Car Expenses - What's under the bonnet?
If you use your own car for work purposes, you can claim a deduction using the cents per kilometre method or logbook method. If you use someone else's car for work purposes, you can only claim for direct costs you pay for - such as fuel.
You can claim a deduction for a car expense if:
- You use your car in the course of performing your work duties.
- You attend work-related conferences or meetings away from your normal workplace.
- You travel directly between two separate places of employment and one of the places is not your home.
- You travel from your normal workplace to an alternative workplace and back to your normal workplace.
- You travel from your home to an alternative workplace and then to your normal workplace.
- You perform itinerant work.
You can't claim a deduction for normal daily journeys between home and work except in limited circumstances where you carry bulky
tools or equipment (such as an extension ladder or cello) that:
- Your employers requires you to use for work.
- You cannot leave at work.
- If travel is partly private you can only claim the work-related portion.

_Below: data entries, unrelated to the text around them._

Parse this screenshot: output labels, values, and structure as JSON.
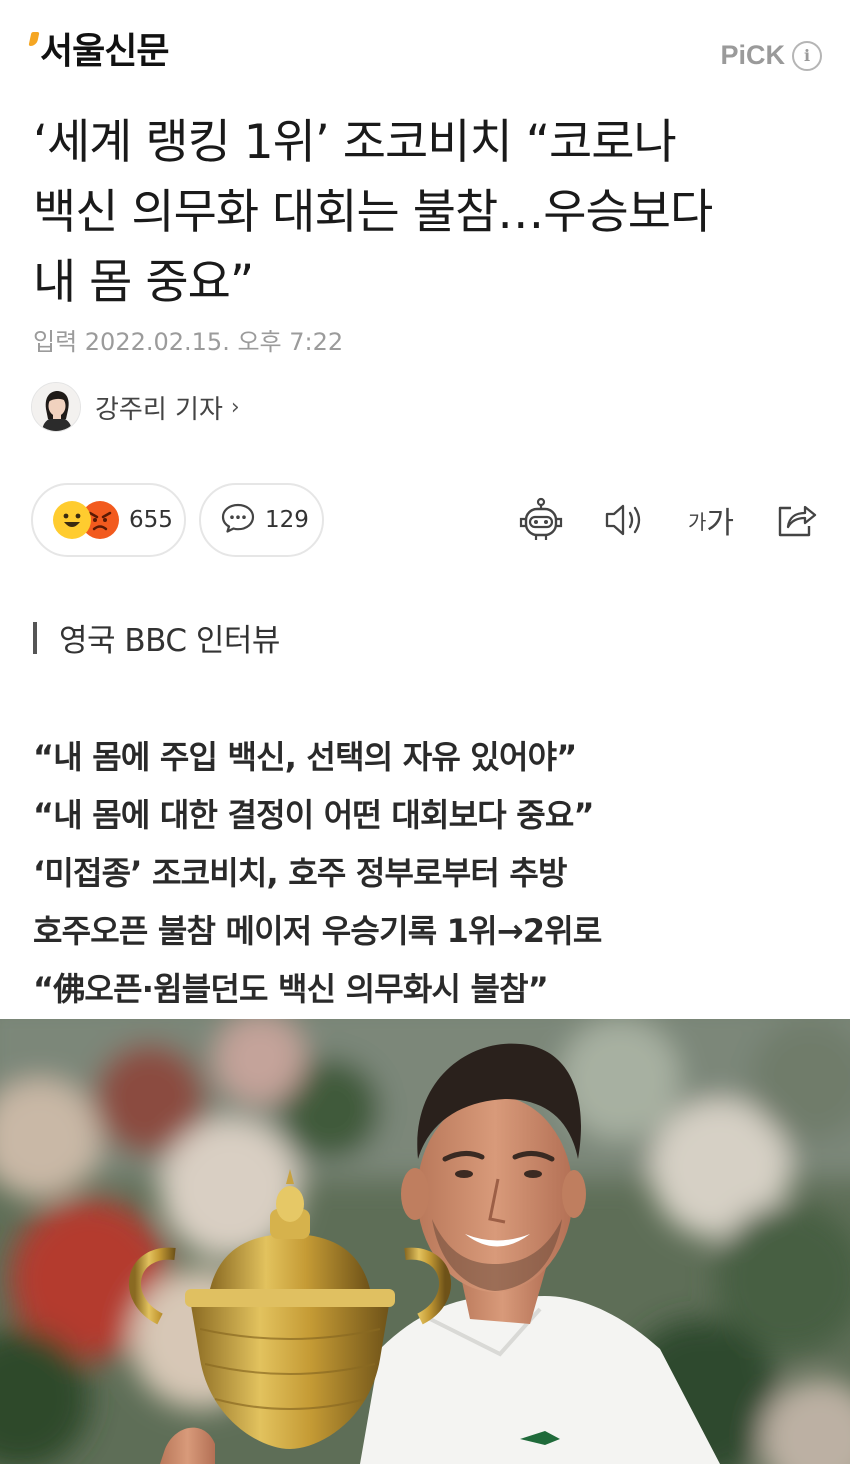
{
  "header": {
    "logo": "서울신문",
    "pick_label": "PiCK",
    "pick_info_icon": "i"
  },
  "article": {
    "title_lines": [
      "‘세계 랭킹 1위’ 조코비치 “코로나",
      "백신 의무화 대회는 불참…우승보다",
      "내 몸 중요”"
    ],
    "date": "입력 2022.02.15. 오후 7:22",
    "author": "강주리 기자",
    "author_chevron": "›",
    "reactions_count": "655",
    "comments_count": "129",
    "font_size_small": "가",
    "font_size_big": "가",
    "subhead": "영국 BBC 인터뷰",
    "summary": [
      "“내 몸에 주입 백신, 선택의 자유 있어야”",
      "“내 몸에 대한 결정이 어떤 대회보다 중요”",
      "‘미접종’ 조코비치, 호주 정부로부터 추방",
      "호주오픈 불참 메이저 우승기록 1위→2위로",
      "“佛오픈·윔블던도 백신 의무화시 불참”"
    ]
  },
  "colors": {
    "logo_accent": "#f5a623",
    "pick_gray": "#9a9a9a",
    "reaction_happy": "#ffcc2f",
    "reaction_angry": "#f25a1e",
    "photo_green": "#3d5c3a",
    "trophy_gold": "#c9a23f"
  },
  "icons": [
    "robot-icon",
    "speaker-icon",
    "font-size-icon",
    "share-icon",
    "comment-icon",
    "happy-emoji-icon",
    "angry-emoji-icon",
    "info-icon"
  ]
}
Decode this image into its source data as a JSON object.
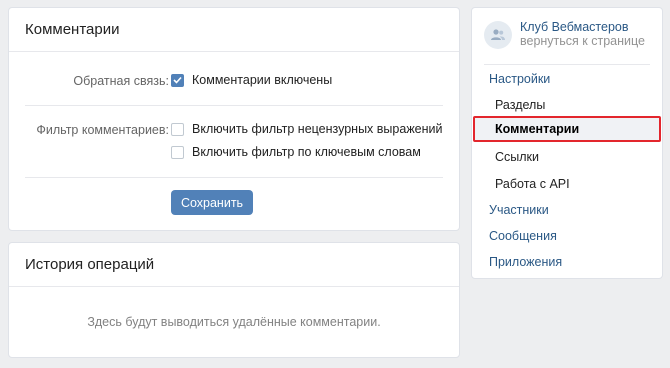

- You can't claim a deduction for car expenses that have been salary sacrificed.
- You can't claim a deduction if you have been reimbursed for it.
You can calculate your car expenses in two ways.
Cents per kilometre method:
- You can claim a maximum of 5,000 business kilometres per car, using this method.
- Your claim is based on 68 cents per kilometre.
- You don't need written evidence but you need to be able to show how you worked out your business kilomtres (for example, by producing diary records of work-related trips).
- Your claim is based on the business use percentage of expenses for the car.
- Expenses include running costs and decline in value. You can't claim capital costs, such as the purchase price of your car, the principal on any money borrowed to buy it and any improvement costs (e.g. adding paint protection and tinted windows).
- To work out your business-use percentage, you need a logbook and the odometer readings for the logbook period. The logbook period is a minimum continuous period of 12 weeks.
- You can claim fuel and oil costs based on your actual receipts or you can estimate the expenses based on odometer records that show readings from the start and end of the period you used the car during the year.
- You need written evidence for all other expenses for the car.
Your vehicle is not considered a car if it is a motorcycle or a vehicle with a carrying capacity of:
- One tonne or more, such as a utility truck or panel van
- Nine passengers or more, such as a minivan
Keep receipts for your actual expenses. You cannot use the cents per kilometre method for these vehicles. While it is not a requirement to keep a logbook, it is the easiest way to show how you have calculated your work-related use of the vehicle.
The Money Edge | Bundaberg